WHAT YOU SHOULD DO - Reproduce the data below exactly. Skip the pictures.

TASK INPUT -
#####

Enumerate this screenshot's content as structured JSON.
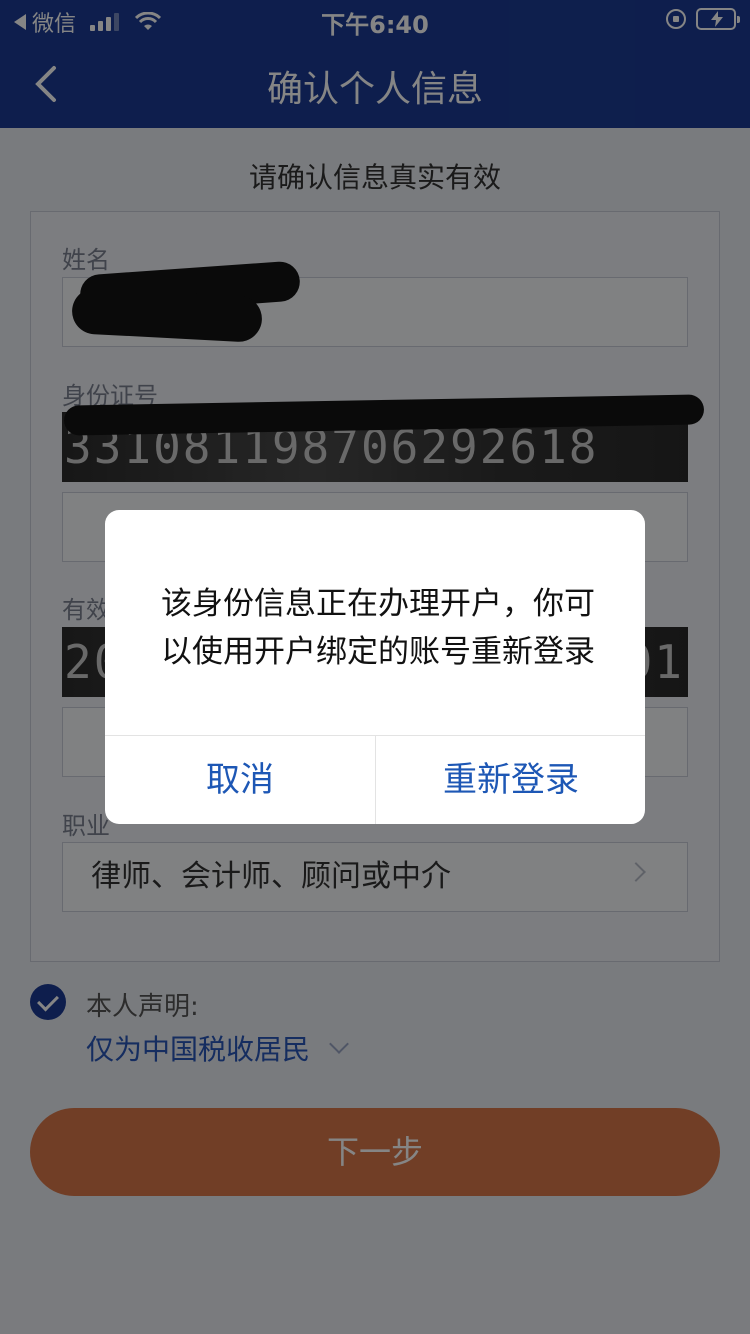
{
  "status_bar": {
    "back_app": "微信",
    "time": "下午6:40"
  },
  "nav": {
    "title": "确认个人信息"
  },
  "form": {
    "subtitle": "请确认信息真实有效",
    "name_label": "姓名",
    "id_label": "身份证号",
    "id_photo_text": "331081198706292618",
    "validity_label": "有效",
    "validity_photo_left": "20",
    "validity_photo_right": "01",
    "occupation_label": "职业",
    "occupation_value": "律师、会计师、顾问或中介"
  },
  "declaration": {
    "label": "本人声明:",
    "value": "仅为中国税收居民"
  },
  "next_button": "下一步",
  "dialog": {
    "message": "该身份信息正在办理开户，你可以使用开户绑定的账号重新登录",
    "cancel": "取消",
    "relogin": "重新登录"
  },
  "colors": {
    "brand_blue": "#1b3b94",
    "button_orange": "#d8784a",
    "link_blue": "#1d57b5"
  }
}
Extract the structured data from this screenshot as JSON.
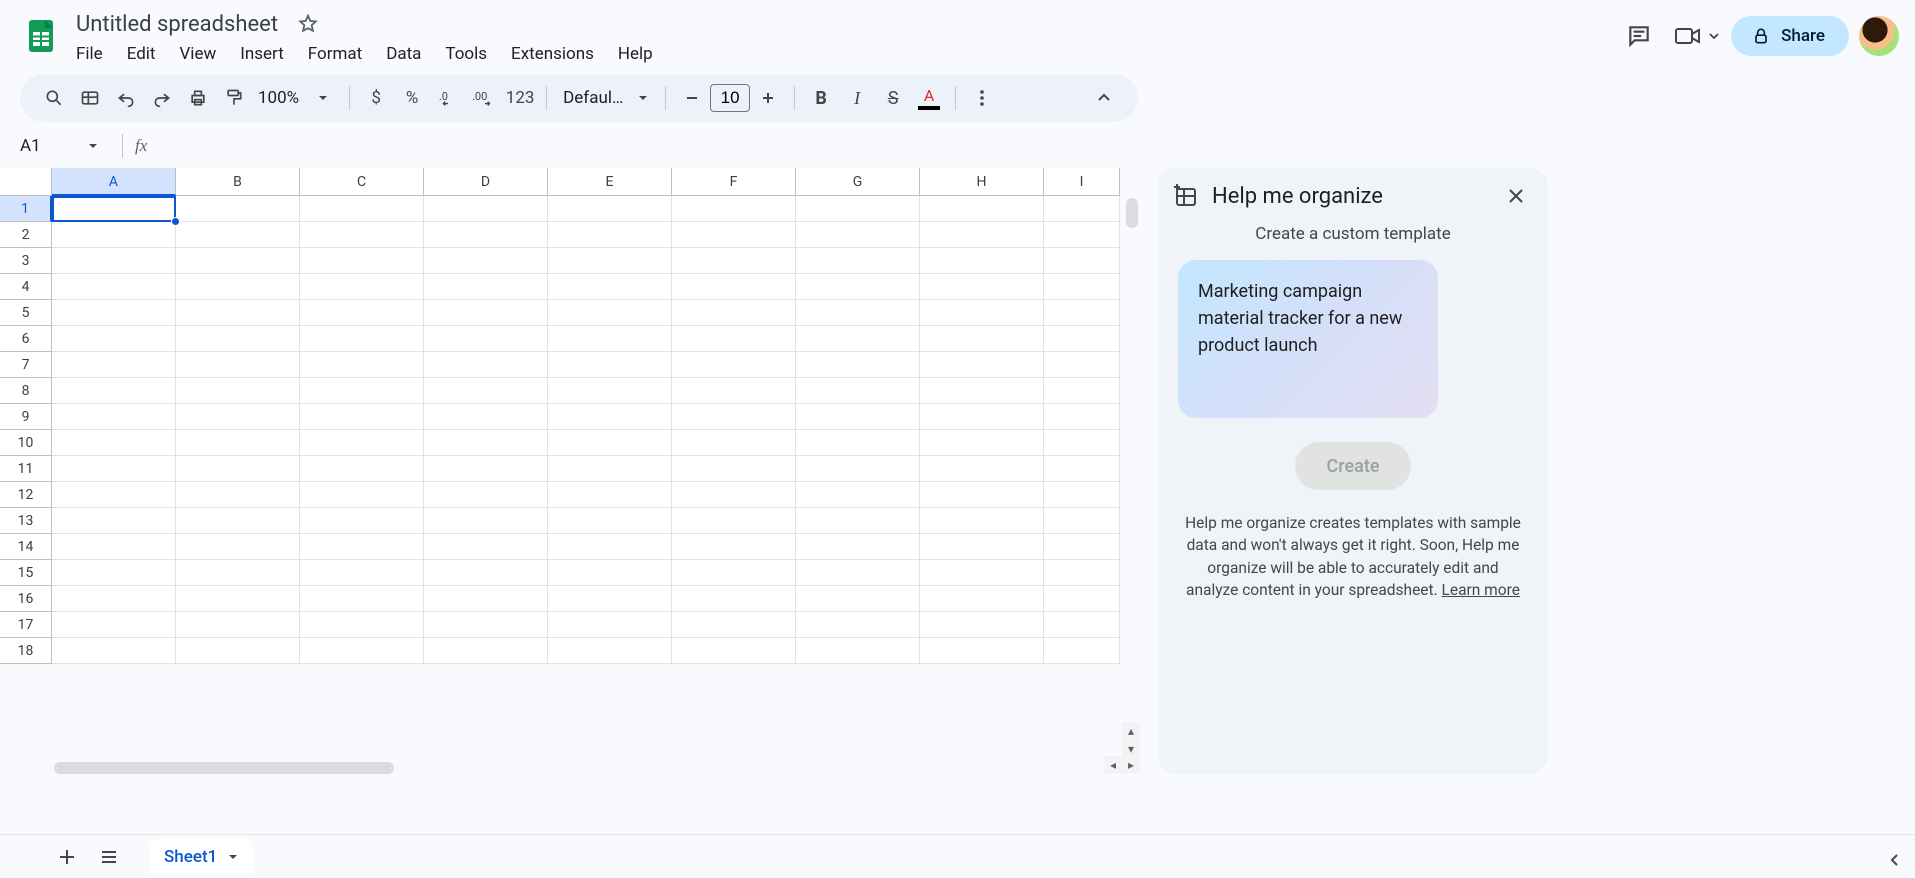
{
  "document": {
    "title": "Untitled spreadsheet",
    "starred": false
  },
  "menus": [
    "File",
    "Edit",
    "View",
    "Insert",
    "Format",
    "Data",
    "Tools",
    "Extensions",
    "Help"
  ],
  "toolbar": {
    "zoom": "100%",
    "currency_label": "$",
    "percent_label": "%",
    "format_123": "123",
    "font_name": "Defaul…",
    "font_size": "10"
  },
  "share_button": "Share",
  "name_box": "A1",
  "formula_bar_value": "",
  "columns": [
    "A",
    "B",
    "C",
    "D",
    "E",
    "F",
    "G",
    "H",
    "I"
  ],
  "rows": [
    "1",
    "2",
    "3",
    "4",
    "5",
    "6",
    "7",
    "8",
    "9",
    "10",
    "11",
    "12",
    "13",
    "14",
    "15",
    "16",
    "17",
    "18"
  ],
  "active_cell": "A1",
  "sheets": {
    "active": "Sheet1"
  },
  "sidepanel": {
    "title": "Help me organize",
    "subtitle": "Create a custom template",
    "prompt": "Marketing campaign material tracker for a new product launch",
    "create_label": "Create",
    "help_text": "Help me organize creates templates with sample data and won't always get it right. Soon, Help me organize will be able to accurately edit and analyze content in your spreadsheet. ",
    "learn_more": "Learn more"
  }
}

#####

OUTPUT OF THE TASK -
Enumerate this screenshot's content as structured JSON.
{
  "status_bar": {
    "back_app": "微信",
    "time": "下午6:40"
  },
  "nav": {
    "title": "确认个人信息"
  },
  "form": {
    "subtitle": "请确认信息真实有效",
    "name_label": "姓名",
    "id_label": "身份证号",
    "id_photo_text": "331081198706292618",
    "validity_label": "有效",
    "validity_photo_left": "20",
    "validity_photo_right": "01",
    "occupation_label": "职业",
    "occupation_value": "律师、会计师、顾问或中介"
  },
  "declaration": {
    "label": "本人声明:",
    "value": "仅为中国税收居民"
  },
  "next_button": "下一步",
  "dialog": {
    "message": "该身份信息正在办理开户，你可以使用开户绑定的账号重新登录",
    "cancel": "取消",
    "relogin": "重新登录"
  },
  "colors": {
    "brand_blue": "#1b3b94",
    "button_orange": "#d8784a",
    "link_blue": "#1d57b5"
  }
}
Extract the structured data from this screenshot as JSON.
{
  "document": {
    "title": "Untitled spreadsheet",
    "starred": false
  },
  "menus": [
    "File",
    "Edit",
    "View",
    "Insert",
    "Format",
    "Data",
    "Tools",
    "Extensions",
    "Help"
  ],
  "toolbar": {
    "zoom": "100%",
    "currency_label": "$",
    "percent_label": "%",
    "format_123": "123",
    "font_name": "Defaul…",
    "font_size": "10"
  },
  "share_button": "Share",
  "name_box": "A1",
  "formula_bar_value": "",
  "columns": [
    "A",
    "B",
    "C",
    "D",
    "E",
    "F",
    "G",
    "H",
    "I"
  ],
  "rows": [
    "1",
    "2",
    "3",
    "4",
    "5",
    "6",
    "7",
    "8",
    "9",
    "10",
    "11",
    "12",
    "13",
    "14",
    "15",
    "16",
    "17",
    "18"
  ],
  "active_cell": "A1",
  "sheets": {
    "active": "Sheet1"
  },
  "sidepanel": {
    "title": "Help me organize",
    "subtitle": "Create a custom template",
    "prompt": "Marketing campaign material tracker for a new product launch",
    "create_label": "Create",
    "help_text": "Help me organize creates templates with sample data and won't always get it right. Soon, Help me organize will be able to accurately edit and analyze content in your spreadsheet. ",
    "learn_more": "Learn more"
  }
}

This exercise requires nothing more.